- Work order
In the data that follows, find each line containing "podmiotu" and copy it.

:: Task material ::

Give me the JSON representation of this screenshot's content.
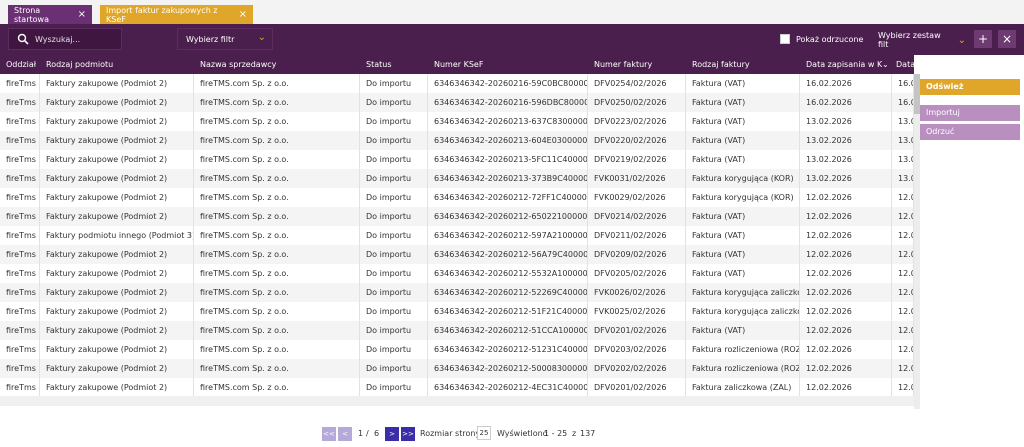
{
  "tabs": [
    {
      "label": "Strona startowa",
      "active": false
    },
    {
      "label": "Import faktur zakupowych z KSeF",
      "active": true
    }
  ],
  "toolbar": {
    "search_placeholder": "Wyszukaj...",
    "filter_label": "Wybierz filtr",
    "show_rejected_label": "Pokaż odrzucone",
    "filterset_label": "Wybierz zestaw filt",
    "add_icon": "plus-icon",
    "clear_icon": "close-icon"
  },
  "columns": [
    "Oddział",
    "Rodzaj podmiotu",
    "Nazwa sprzedawcy",
    "Status",
    "Numer KSeF",
    "Numer faktury",
    "Rodzaj faktury",
    "Data zapisania w KSe",
    "Data ..."
  ],
  "rows": [
    [
      "fireTms",
      "Faktury zakupowe (Podmiot 2)",
      "fireTMS.com Sp. z o.o.",
      "Do importu",
      "6346346342-20260216-59C0BC800000-70",
      "DFV0254/02/2026",
      "Faktura (VAT)",
      "16.02.2026",
      "16.02"
    ],
    [
      "fireTms",
      "Faktury zakupowe (Podmiot 2)",
      "fireTMS.com Sp. z o.o.",
      "Do importu",
      "6346346342-20260216-596DBC800001-3E",
      "DFV0250/02/2026",
      "Faktura (VAT)",
      "16.02.2026",
      "16.02"
    ],
    [
      "fireTms",
      "Faktury zakupowe (Podmiot 2)",
      "fireTMS.com Sp. z o.o.",
      "Do importu",
      "6346346342-20260213-637C83000000-23",
      "DFV0223/02/2026",
      "Faktura (VAT)",
      "13.02.2026",
      "13.02"
    ],
    [
      "fireTms",
      "Faktury zakupowe (Podmiot 2)",
      "fireTMS.com Sp. z o.o.",
      "Do importu",
      "6346346342-20260213-604E03000000-9F",
      "DFV0220/02/2026",
      "Faktura (VAT)",
      "13.02.2026",
      "13.02"
    ],
    [
      "fireTms",
      "Faktury zakupowe (Podmiot 2)",
      "fireTMS.com Sp. z o.o.",
      "Do importu",
      "6346346342-20260213-5FC11C400000-E8",
      "DFV0219/02/2026",
      "Faktura (VAT)",
      "13.02.2026",
      "13.02"
    ],
    [
      "fireTms",
      "Faktury zakupowe (Podmiot 2)",
      "fireTMS.com Sp. z o.o.",
      "Do importu",
      "6346346342-20260213-373B9C400000-83",
      "FVK0031/02/2026",
      "Faktura korygująca (KOR)",
      "13.02.2026",
      "13.02"
    ],
    [
      "fireTms",
      "Faktury zakupowe (Podmiot 2)",
      "fireTMS.com Sp. z o.o.",
      "Do importu",
      "6346346342-20260212-72FF1C400000-35",
      "FVK0029/02/2026",
      "Faktura korygująca (KOR)",
      "12.02.2026",
      "12.02"
    ],
    [
      "fireTms",
      "Faktury zakupowe (Podmiot 2)",
      "fireTMS.com Sp. z o.o.",
      "Do importu",
      "6346346342-20260212-650221000000-DB",
      "DFV0214/02/2026",
      "Faktura (VAT)",
      "12.02.2026",
      "12.02"
    ],
    [
      "fireTms",
      "Faktury podmiotu innego (Podmiot 3)",
      "fireTMS.com Sp. z o.o.",
      "Do importu",
      "6346346342-20260212-597A21000000-BE",
      "DFV0211/02/2026",
      "Faktura (VAT)",
      "12.02.2026",
      "12.02"
    ],
    [
      "fireTms",
      "Faktury zakupowe (Podmiot 2)",
      "fireTMS.com Sp. z o.o.",
      "Do importu",
      "6346346342-20260212-56A79C400001-98",
      "DFV0209/02/2026",
      "Faktura (VAT)",
      "12.02.2026",
      "12.02"
    ],
    [
      "fireTms",
      "Faktury zakupowe (Podmiot 2)",
      "fireTMS.com Sp. z o.o.",
      "Do importu",
      "6346346342-20260212-5532A1000000-34",
      "DFV0205/02/2026",
      "Faktura (VAT)",
      "12.02.2026",
      "12.02"
    ],
    [
      "fireTms",
      "Faktury zakupowe (Podmiot 2)",
      "fireTMS.com Sp. z o.o.",
      "Do importu",
      "6346346342-20260212-52269C400000-D5",
      "FVK0026/02/2026",
      "Faktura korygująca zaliczkowa (",
      "12.02.2026",
      "12.02"
    ],
    [
      "fireTms",
      "Faktury zakupowe (Podmiot 2)",
      "fireTMS.com Sp. z o.o.",
      "Do importu",
      "6346346342-20260212-51F21C400000-DF",
      "FVK0025/02/2026",
      "Faktura korygująca zaliczkowa (",
      "12.02.2026",
      "12.02"
    ],
    [
      "fireTms",
      "Faktury zakupowe (Podmiot 2)",
      "fireTMS.com Sp. z o.o.",
      "Do importu",
      "6346346342-20260212-51CCA1000000-54",
      "DFV0201/02/2026",
      "Faktura (VAT)",
      "12.02.2026",
      "12.02"
    ],
    [
      "fireTms",
      "Faktury zakupowe (Podmiot 2)",
      "fireTMS.com Sp. z o.o.",
      "Do importu",
      "6346346342-20260212-51231C400000-F6",
      "DFV0203/02/2026",
      "Faktura rozliczeniowa (ROZ)",
      "12.02.2026",
      "12.02"
    ],
    [
      "fireTms",
      "Faktury zakupowe (Podmiot 2)",
      "fireTMS.com Sp. z o.o.",
      "Do importu",
      "6346346342-20260212-500083000000-AA",
      "DFV0202/02/2026",
      "Faktura rozliczeniowa (ROZ)",
      "12.02.2026",
      "12.02"
    ],
    [
      "fireTms",
      "Faktury zakupowe (Podmiot 2)",
      "fireTMS.com Sp. z o.o.",
      "Do importu",
      "6346346342-20260212-4EC31C400000-83",
      "DFV0201/02/2026",
      "Faktura zaliczkowa (ZAL)",
      "12.02.2026",
      "12.02"
    ]
  ],
  "side": {
    "refresh_label": "Odśwież",
    "import_label": "Importuj",
    "reject_label": "Odrzuć"
  },
  "pager": {
    "first": "<<",
    "prev": "<",
    "next": ">",
    "last": ">>",
    "current_page": "1",
    "separator": "/",
    "total_pages": "6",
    "size_label": "Rozmiar strony:",
    "size_value": "25",
    "shown_label": "Wyświetlono",
    "shown_range": "1 - 25",
    "of_label": "z",
    "total": "137"
  }
}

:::

- Output for this exercise
    "Rodzaj podmiotu",
      "Faktury podmiotu innego (Podmiot 3)",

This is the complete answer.